Content starts

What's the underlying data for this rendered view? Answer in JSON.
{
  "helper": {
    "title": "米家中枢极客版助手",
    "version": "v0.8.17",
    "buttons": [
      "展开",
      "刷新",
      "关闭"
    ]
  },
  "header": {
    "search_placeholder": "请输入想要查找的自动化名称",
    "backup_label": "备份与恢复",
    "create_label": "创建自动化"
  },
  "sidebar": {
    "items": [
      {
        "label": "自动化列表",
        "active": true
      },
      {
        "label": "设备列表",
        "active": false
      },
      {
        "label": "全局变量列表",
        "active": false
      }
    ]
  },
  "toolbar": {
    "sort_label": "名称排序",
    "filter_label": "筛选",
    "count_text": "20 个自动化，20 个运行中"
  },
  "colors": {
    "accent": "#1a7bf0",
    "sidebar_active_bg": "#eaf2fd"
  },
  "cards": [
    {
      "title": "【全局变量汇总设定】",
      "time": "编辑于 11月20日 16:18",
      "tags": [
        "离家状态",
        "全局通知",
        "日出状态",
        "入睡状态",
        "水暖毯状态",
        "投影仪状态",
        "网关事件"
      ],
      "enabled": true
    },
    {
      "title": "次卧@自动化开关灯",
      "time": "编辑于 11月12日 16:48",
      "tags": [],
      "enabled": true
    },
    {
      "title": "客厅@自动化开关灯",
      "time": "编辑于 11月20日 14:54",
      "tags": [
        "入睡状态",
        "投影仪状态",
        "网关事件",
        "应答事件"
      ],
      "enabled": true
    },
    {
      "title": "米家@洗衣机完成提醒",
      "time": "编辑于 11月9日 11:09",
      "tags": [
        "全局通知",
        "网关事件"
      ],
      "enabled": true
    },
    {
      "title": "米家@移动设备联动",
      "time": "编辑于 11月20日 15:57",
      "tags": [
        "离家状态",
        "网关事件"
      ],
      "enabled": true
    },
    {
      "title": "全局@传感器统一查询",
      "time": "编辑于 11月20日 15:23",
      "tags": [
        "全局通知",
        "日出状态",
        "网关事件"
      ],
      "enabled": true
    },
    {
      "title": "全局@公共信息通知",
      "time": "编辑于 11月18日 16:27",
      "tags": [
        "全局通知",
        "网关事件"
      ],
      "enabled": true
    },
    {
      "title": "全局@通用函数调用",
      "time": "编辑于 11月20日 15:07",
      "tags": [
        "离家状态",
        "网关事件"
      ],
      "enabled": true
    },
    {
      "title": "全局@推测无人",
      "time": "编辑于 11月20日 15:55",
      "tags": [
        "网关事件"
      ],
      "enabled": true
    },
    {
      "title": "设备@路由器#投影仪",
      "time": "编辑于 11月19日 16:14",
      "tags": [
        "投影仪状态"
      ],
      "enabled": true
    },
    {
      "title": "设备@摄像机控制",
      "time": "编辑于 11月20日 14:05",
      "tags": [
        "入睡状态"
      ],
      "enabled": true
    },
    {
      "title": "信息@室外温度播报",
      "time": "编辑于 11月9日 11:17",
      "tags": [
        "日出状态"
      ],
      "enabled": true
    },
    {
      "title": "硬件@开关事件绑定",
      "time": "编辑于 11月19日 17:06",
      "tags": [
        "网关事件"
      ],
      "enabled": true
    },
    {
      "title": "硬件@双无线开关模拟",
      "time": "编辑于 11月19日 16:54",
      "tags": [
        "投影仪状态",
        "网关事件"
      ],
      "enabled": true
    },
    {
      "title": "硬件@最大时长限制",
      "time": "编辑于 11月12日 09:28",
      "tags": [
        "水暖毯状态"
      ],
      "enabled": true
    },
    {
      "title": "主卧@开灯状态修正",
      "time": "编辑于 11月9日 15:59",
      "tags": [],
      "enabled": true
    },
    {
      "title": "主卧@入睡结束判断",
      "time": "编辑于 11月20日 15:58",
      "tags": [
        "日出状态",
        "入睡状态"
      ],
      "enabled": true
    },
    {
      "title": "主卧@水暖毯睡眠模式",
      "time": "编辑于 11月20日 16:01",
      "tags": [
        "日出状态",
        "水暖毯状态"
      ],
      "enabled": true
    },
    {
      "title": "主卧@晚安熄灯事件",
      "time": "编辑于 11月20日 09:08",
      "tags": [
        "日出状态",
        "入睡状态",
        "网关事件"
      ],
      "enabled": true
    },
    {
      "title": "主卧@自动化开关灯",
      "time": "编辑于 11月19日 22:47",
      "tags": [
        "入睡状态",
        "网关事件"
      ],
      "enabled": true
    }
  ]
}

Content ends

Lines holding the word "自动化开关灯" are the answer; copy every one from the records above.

### Output for this task
      "title": "次卧@自动化开关灯",
      "title": "客厅@自动化开关灯",
      "title": "主卧@自动化开关灯",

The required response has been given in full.